When Will Smith first appears in Aladdin, he is his normal self ― or, at least, as normal as Will Smith can be while wearing a turban and plaid tunic and sporting a goatee with a bushy little knot dangling off his chin.
The next time we see him, once the movie has gone back in time and kicked into high gear, he is anything but normal. He pops out of a magical lamp as the hulking Genie, blue from head to toe in a torrent of CGI, replete with detailed six-pack, thick biceps and the same beard.
Apparently the Cave of Wonders, where Aladdin (Mena Massoud) finds him, has a state-of-the-art gym and half-decent salon? Pay no mind to the fact that the Genie had been been trapped in that lamp for thousands of years.
Even if you’re already gawked at the Aladdin trailers, seeing Smith in full-body blue is a disorienting experience ― the uncanny valley, blockbuster edition.
He has the same toothy smile and hearty inflections we’ve known for three decades. If you passed him on the street, you’d say, “Why is Will Smith painted blue?” And then you’d think, “Why is he bald except for one tightly woven ponytail held together by a gold clamp? And why is a blue person so damn jacked?”
Then you’d remember he’s playing the Genie, who is not really a person at all but rather a supernatural spirit with roots in the mythological Arabic creatures known as djinns, and the whole thing gets even more bewildering.
Blessedly, Smith does not stay blue for all of Aladdin. Once the Genie and Aladdin leave the cave, he sometimes disguises himself by looking like a regular guy, albeit with the same perfectly coifed ponytail and goatee. It’s in this shape-shifting human form that Smith shout-sings Prince Ali, a gaudy razzle-dazzle number that proves just how little director Guy Ritchie learned about staging musical sequences while married to Madonna.
But when Smith is blue, he is so blue. Bluer than blue. I half expected him to lean forward and say, Miranda Priestly style, “It’s actually cerulean.”

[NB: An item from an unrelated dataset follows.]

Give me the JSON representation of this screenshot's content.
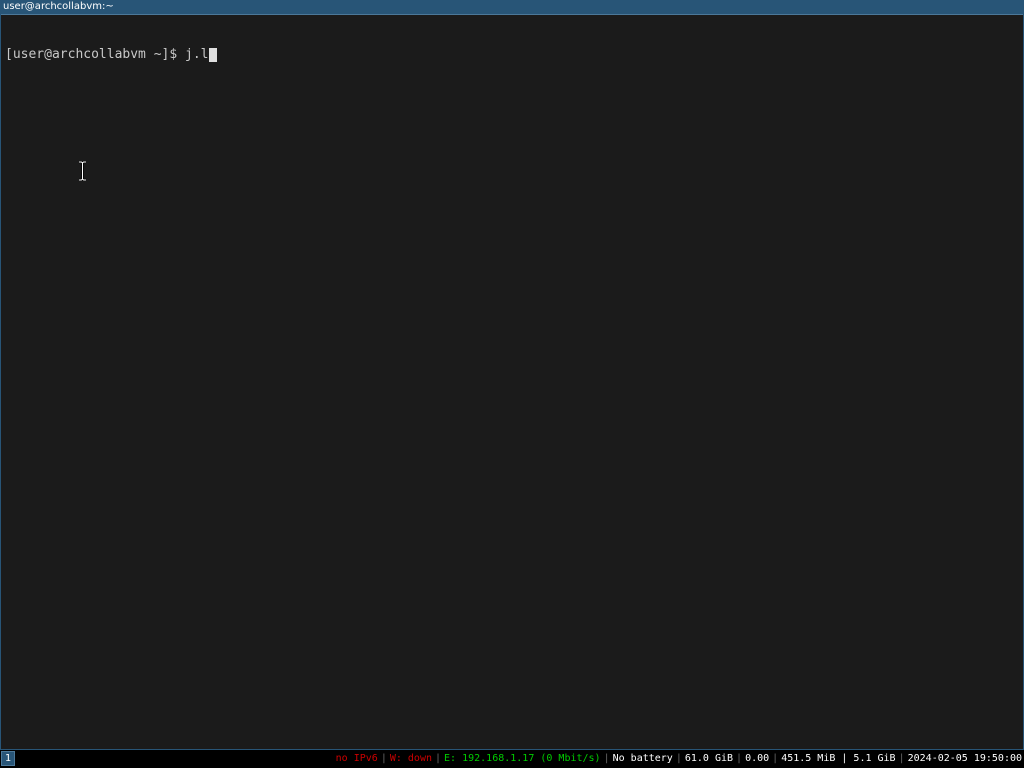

Instead, we learn the Genie’s natural color is navy but living inside that lamp for so long paled him. As a humanoid with an A-list celebrity’s physiognomy, this blue and heavily biceped version of Smith does many unruly things, including but not limited to yoga poses, beatboxing, hula-hooping and sipping three-olive martinis. During the song Friend Like Me, the Genie multiplies into a slew of doppelgängers; they keep coming and coming. At one point, I counted at least 24 Genies in a single frame. The image is now seared into my brain, a hallucination from hell.
What did Smith do to deserve getting tangled up in blue? He dared to maintain his movie stardom in 2019, that’s what. He is no longer the pace-setting box-office draw he was from roughly 1995 (Bad Boys) through 2012 (Men in Black 3), but he’s trying his hardest to keep up with Hollywood’s franchise inundation. There was 2016′s limp Suicide Squad, and now we have Aladdin and a long-gestating Bad Boys threequel. We had to know he’d eventually go the way of many contemporary actors: cloaked in a superhero getup or else digitized into oblivion.

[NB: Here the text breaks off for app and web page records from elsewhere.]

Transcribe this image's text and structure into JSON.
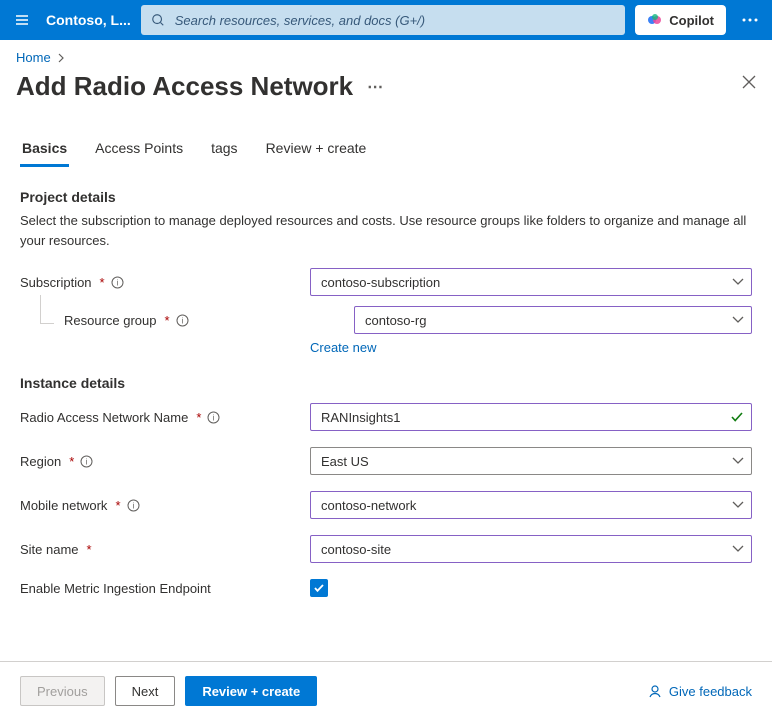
{
  "topbar": {
    "tenant": "Contoso, L...",
    "search_placeholder": "Search resources, services, and docs (G+/)",
    "copilot_label": "Copilot"
  },
  "breadcrumb": {
    "home": "Home"
  },
  "page": {
    "title": "Add Radio Access Network"
  },
  "tabs": {
    "basics": "Basics",
    "access_points": "Access Points",
    "tags": "tags",
    "review": "Review + create"
  },
  "project": {
    "heading": "Project details",
    "description": "Select the subscription to manage deployed resources and costs. Use resource groups like folders to organize and manage all your resources.",
    "subscription_label": "Subscription",
    "subscription_value": "contoso-subscription",
    "rg_label": "Resource group",
    "rg_value": "contoso-rg",
    "create_new": "Create new"
  },
  "instance": {
    "heading": "Instance details",
    "ran_label": "Radio Access Network Name",
    "ran_value": "RANInsights1",
    "region_label": "Region",
    "region_value": "East US",
    "mobile_label": "Mobile network",
    "mobile_value": "contoso-network",
    "site_label": "Site name",
    "site_value": "contoso-site",
    "enable_label": "Enable Metric Ingestion Endpoint"
  },
  "footer": {
    "previous": "Previous",
    "next": "Next",
    "review": "Review + create",
    "feedback": "Give feedback"
  }
}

But Smith’s physique isn’t obscured like most motion-capture performances. You can look at the alienesque tavern matron Maz Kanata in Star Wars and have no idea know it’s Lupita Nyong’o. The same goes for Zoe Saldana in Avatar, Benedict Cumberbatch in The Hobbit and Andy Serkis in Lord of the Rings. In Aladdin, we get something more disarming than a proper transformation: blueface. There are no creative liberties applied to Smith’s appearance, other than pumping up his muscles and keeping his hips at a constant wiggle. In a word, it’s bizarre.
What made the animated Genie in the 1992 Aladdin so beguiling was his comically large eyes and protruding belly, complemented by Robin Williams’ kaleidoscopic vocal riffs. Smith, by comparison, has far too civilized a presence to justify the wonky aesthetics he’s been saddled with here, and he can’t stretch his timbre enough to capture even half of Williams’ mania. The CGI tries to do the work for him, and Smith winds up looking lost, at times unsure where to direct his eyes or how feverishly to project his energy. It’s a mind-boggling way to use one of Hollywood’s most charming warhorses.
I asked Disney to let me speak to Smith or a visual effects editor who could detail the Genie’s creation, but that was a no-go. All I have left ― spoiler alert for those who somehow have never seen the original Aladdin ― is the image of our title hero liberating the Genie at the film’s end. The Genie morphs back into regular ol’ Will Smith, as if he is being freed from the shackles of bluedom, off to make Bright 2 opposite Joel Edgerton, who will spend the movie covered in ― what else? ― grayish blue goblin makeup.
Aladdin is out in UK cinemas on Friday 24 May.